Q: hey! im will be graduating from [a university] in the fall with a masters degree in kinesiology and i am very interested in teach for america. i will be certified to teach physical education, grades k-12. do you have any info that may be helpful????At this point I asked if [an interested party] had any more questions, since I could go on forever. I enjoy being able to share my experiences with people--I guess there is no off position on the teacher switch (thanks, Dave).
[an interested party]
A: Well, let's start at the beginning. Your advanced degree can be a benefit and drawback in TFA. Obviously your experience will help you in the classroom, and teaching at summer institute won't be as challenging as it would for someone who's never done anything like it before.
However, you may become frustrated when going through TFA's initial training process, because you were taught how to teach one way, and they will teach you their way, and the two methodologies might clash at times. Also, I can pretty much guarantee you that you won't be teaching physical education, because there is such a huge demand in the core areas (especially science, which is where you would likely end up). I've never heard of anyone being placed in a PE position--and in a middle or high school setting you would almost certainly have to teach a core subject as well as be a PE teacher [if that was indeed possible]. That last part is the reality of the teaching landscape right now, not a TFA thing. If you do join TFA, be prepared to teach something unrelated (or only [related] tangentially) to your degree.
Now that's out of the way: The application process starts with an online application. If you get through that, you are scheduled for an in person interview. I don't know how much this has changed in the past 4 years, but my experience involved going to Accenture's corporate offices in New York City and jumping through a series of hoops with a roomful of TFA hopefuls. We were given discussion topics, had private interviews with recruitment staff, and had to give a short sample lesson on more or less whatever we wanted. A few weeks later they tell you whether you have been accepted and tell you the region they will place you in if you accept. When you accept, they begin to send you materials to read to prepare you for that summer's training institute (which takes place in locations across the country).
Institute, in short, is a month of teaching summer school in one of TFA's regions while absorbing a multi-year teacher education program at the same time. It is an incredibly intense trial by fire that will make or break you. In your case, as I said before, your experience will be a great benefit, but there's no PE in summer school, and you could be teaching any subject and any grade level (which could be completely different than what you'll be teaching in the fall).
Your TFA regional staff sets up interviews and does numerous other things to get you a job ASAP after entering the program (probably even before Institute). They will be the ones setting up professional development and the rest of the support network throughout your 2 year commitment. At the end of each year, you receive an education award that can be used for paying off loans (or going to grad school, although I doubt you'll be doing that again!).
Besides this support, you are otherwise a full-time teacher employed by the school district just like everybody else at your school. TFA doesn't pay your salary.

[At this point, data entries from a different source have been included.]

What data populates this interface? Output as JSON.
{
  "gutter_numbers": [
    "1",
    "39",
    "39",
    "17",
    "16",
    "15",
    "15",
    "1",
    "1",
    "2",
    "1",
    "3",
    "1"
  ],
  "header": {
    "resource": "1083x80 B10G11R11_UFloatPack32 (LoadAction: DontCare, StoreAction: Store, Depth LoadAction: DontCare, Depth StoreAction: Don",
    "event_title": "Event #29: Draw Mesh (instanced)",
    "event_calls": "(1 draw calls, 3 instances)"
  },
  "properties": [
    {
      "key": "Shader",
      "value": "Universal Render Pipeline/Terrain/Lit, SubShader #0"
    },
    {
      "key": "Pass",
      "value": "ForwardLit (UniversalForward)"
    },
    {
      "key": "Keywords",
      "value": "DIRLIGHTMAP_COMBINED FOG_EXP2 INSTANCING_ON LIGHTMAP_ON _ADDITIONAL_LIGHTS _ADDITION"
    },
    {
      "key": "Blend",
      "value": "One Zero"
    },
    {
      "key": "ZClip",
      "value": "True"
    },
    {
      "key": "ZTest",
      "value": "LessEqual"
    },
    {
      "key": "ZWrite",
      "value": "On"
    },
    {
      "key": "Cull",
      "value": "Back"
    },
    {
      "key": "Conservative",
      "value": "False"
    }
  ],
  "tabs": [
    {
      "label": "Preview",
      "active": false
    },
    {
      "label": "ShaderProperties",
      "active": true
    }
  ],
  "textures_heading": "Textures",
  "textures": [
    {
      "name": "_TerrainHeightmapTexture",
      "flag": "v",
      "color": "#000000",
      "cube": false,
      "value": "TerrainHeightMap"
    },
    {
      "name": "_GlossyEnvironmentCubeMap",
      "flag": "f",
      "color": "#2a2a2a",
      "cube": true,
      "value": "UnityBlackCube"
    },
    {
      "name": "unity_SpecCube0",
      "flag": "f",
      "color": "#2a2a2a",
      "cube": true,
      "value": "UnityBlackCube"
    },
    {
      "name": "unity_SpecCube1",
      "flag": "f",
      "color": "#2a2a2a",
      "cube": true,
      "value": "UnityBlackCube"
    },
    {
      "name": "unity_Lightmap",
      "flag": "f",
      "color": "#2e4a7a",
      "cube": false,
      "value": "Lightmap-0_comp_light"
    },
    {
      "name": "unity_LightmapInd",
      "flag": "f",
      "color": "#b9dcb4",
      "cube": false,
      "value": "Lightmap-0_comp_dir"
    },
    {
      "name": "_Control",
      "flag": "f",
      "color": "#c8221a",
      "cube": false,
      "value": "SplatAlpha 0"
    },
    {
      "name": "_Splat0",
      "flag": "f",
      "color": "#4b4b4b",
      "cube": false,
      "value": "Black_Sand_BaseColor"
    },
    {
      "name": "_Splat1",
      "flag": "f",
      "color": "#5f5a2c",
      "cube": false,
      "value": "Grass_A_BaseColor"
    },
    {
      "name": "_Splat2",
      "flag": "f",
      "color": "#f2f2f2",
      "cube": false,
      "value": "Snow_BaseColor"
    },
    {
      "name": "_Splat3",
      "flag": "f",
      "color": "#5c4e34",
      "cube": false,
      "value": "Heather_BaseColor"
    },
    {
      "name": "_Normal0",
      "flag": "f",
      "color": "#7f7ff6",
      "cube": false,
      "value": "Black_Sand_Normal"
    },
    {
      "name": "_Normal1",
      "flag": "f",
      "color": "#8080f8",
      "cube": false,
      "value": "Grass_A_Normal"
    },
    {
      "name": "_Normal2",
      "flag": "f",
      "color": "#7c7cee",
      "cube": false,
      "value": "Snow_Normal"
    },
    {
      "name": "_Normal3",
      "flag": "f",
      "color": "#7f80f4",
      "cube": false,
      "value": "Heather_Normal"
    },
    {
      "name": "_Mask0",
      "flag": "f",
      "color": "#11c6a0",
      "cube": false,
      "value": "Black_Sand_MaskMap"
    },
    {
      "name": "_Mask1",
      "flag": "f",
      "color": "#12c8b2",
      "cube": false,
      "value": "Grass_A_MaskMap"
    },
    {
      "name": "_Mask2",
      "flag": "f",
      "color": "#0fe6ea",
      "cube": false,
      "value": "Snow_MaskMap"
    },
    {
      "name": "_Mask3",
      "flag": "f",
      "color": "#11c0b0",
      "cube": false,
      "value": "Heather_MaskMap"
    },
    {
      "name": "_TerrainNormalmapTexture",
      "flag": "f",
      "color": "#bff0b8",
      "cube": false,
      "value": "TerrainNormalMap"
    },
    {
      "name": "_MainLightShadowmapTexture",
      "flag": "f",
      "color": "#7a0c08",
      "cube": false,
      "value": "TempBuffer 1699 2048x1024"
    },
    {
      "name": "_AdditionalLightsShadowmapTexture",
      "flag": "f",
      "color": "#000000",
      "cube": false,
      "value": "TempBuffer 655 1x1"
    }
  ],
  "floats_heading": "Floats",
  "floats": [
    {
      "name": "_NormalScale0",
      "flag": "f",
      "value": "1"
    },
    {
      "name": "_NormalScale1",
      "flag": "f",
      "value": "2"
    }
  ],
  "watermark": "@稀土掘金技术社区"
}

Each region gives you help in where to look for housing and everything else you need when moving to a new area, but they don't do it for you. You'll probably make friends and decide on roommates with other corps members early on as well.
Let me put a disclaimer here for now and the future: I don't work for Teach for America. I don't plan on doing so. I have a very positive view of it and had a positive experience. The opinions expressed herein do not represent those of Teach for America, TFA-RGV, or anybody else. These are my experiences and my viewpoints, and YMMV.